Entries from a dataset of interfaces:

-- Opening Marker --

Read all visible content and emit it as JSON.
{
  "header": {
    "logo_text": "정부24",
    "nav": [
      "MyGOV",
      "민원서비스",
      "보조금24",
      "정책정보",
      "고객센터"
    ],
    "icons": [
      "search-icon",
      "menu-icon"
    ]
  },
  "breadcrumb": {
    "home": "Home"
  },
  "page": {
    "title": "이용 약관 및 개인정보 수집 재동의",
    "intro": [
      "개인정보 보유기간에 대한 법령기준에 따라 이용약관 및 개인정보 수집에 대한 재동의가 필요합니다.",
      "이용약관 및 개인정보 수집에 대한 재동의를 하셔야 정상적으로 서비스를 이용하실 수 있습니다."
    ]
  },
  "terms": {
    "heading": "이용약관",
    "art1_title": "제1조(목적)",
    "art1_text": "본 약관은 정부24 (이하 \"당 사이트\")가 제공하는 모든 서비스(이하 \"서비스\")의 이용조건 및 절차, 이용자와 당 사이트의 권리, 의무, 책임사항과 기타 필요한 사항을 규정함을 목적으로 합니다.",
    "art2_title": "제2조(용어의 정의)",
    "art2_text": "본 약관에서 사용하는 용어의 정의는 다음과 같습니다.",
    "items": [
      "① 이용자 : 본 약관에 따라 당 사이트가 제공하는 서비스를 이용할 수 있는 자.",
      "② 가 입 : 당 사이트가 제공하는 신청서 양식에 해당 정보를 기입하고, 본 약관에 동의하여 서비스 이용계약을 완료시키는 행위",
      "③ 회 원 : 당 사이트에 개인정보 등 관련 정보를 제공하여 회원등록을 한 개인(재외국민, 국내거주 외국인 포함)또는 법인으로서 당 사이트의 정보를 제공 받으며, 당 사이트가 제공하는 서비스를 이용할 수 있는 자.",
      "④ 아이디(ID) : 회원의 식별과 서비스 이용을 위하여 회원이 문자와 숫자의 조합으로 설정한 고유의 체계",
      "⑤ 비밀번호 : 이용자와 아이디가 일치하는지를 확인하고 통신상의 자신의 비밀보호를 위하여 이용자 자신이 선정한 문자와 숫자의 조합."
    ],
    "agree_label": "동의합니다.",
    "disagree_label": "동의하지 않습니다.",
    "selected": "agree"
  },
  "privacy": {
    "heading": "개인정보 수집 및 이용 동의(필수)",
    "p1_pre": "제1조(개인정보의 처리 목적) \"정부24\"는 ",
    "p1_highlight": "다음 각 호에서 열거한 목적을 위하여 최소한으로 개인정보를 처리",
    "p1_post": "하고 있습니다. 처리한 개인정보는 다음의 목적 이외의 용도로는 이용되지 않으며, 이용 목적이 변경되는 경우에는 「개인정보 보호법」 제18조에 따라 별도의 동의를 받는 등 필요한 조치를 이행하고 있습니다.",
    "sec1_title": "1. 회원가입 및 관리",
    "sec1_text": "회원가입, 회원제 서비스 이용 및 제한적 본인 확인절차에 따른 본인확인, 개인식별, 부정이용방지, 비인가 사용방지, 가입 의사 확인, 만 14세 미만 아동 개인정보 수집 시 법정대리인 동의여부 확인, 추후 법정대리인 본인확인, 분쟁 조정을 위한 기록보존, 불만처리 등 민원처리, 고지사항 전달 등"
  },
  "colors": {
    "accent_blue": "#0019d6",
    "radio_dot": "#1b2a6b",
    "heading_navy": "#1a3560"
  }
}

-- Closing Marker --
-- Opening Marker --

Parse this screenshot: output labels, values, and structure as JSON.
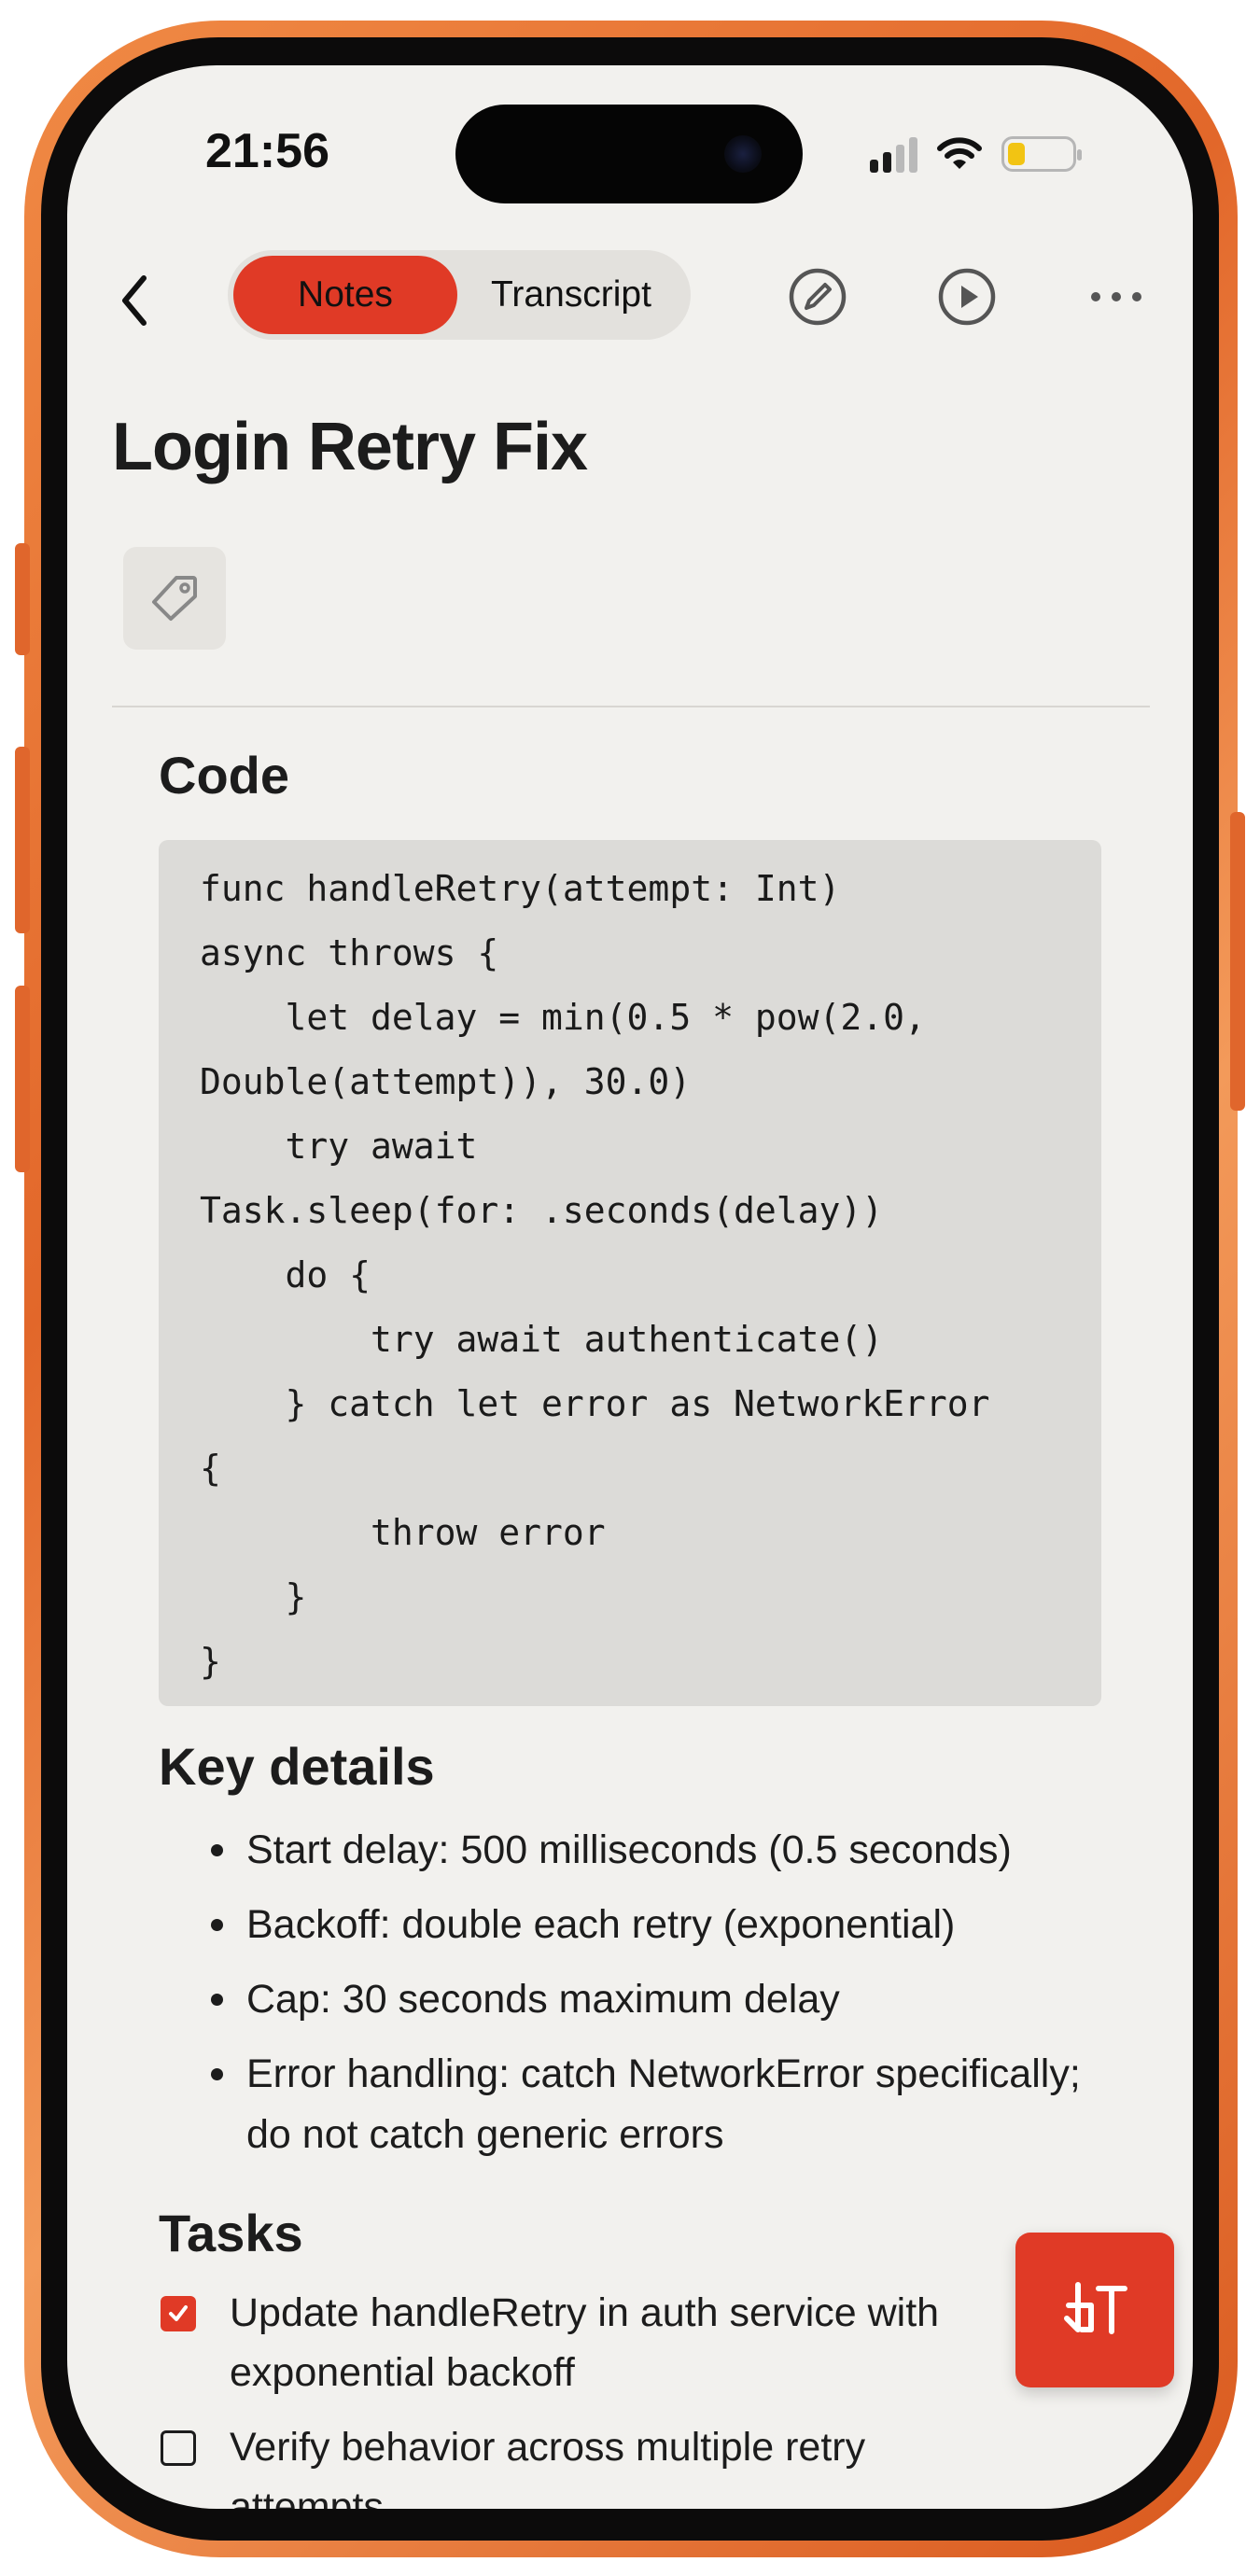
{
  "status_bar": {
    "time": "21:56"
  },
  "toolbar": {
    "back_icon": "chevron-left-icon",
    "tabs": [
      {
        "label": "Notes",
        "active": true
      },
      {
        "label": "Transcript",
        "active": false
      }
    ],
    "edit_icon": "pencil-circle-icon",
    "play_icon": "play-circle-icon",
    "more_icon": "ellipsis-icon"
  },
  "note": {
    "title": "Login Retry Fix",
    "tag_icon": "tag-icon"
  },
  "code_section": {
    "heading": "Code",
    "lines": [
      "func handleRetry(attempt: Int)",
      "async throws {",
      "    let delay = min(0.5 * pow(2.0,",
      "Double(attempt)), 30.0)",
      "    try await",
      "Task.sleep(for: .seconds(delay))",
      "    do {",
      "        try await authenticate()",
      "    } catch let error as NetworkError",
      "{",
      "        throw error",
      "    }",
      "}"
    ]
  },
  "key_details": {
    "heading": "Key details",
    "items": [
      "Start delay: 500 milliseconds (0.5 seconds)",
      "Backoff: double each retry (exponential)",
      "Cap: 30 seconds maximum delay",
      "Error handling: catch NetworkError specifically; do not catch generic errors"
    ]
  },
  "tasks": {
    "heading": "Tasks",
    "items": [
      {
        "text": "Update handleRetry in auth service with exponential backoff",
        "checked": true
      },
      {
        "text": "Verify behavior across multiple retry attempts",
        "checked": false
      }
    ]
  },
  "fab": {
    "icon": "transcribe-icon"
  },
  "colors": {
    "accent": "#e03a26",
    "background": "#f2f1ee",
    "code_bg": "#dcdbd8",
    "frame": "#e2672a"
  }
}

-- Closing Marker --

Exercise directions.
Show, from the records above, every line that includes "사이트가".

Written answer.
      "① 이용자 : 본 약관에 따라 당 사이트가 제공하는 서비스를 이용할 수 있는 자.",
      "② 가 입 : 당 사이트가 제공하는 신청서 양식에 해당 정보를 기입하고, 본 약관에 동의하여 서비스 이용계약을 완료시키는 행위",
      "③ 회 원 : 당 사이트에 개인정보 등 관련 정보를 제공하여 회원등록을 한 개인(재외국민, 국내거주 외국인 포함)또는 법인으로서 당 사이트의 정보를 제공 받으며, 당 사이트가 제공하는 서비스를 이용할 수 있는 자.",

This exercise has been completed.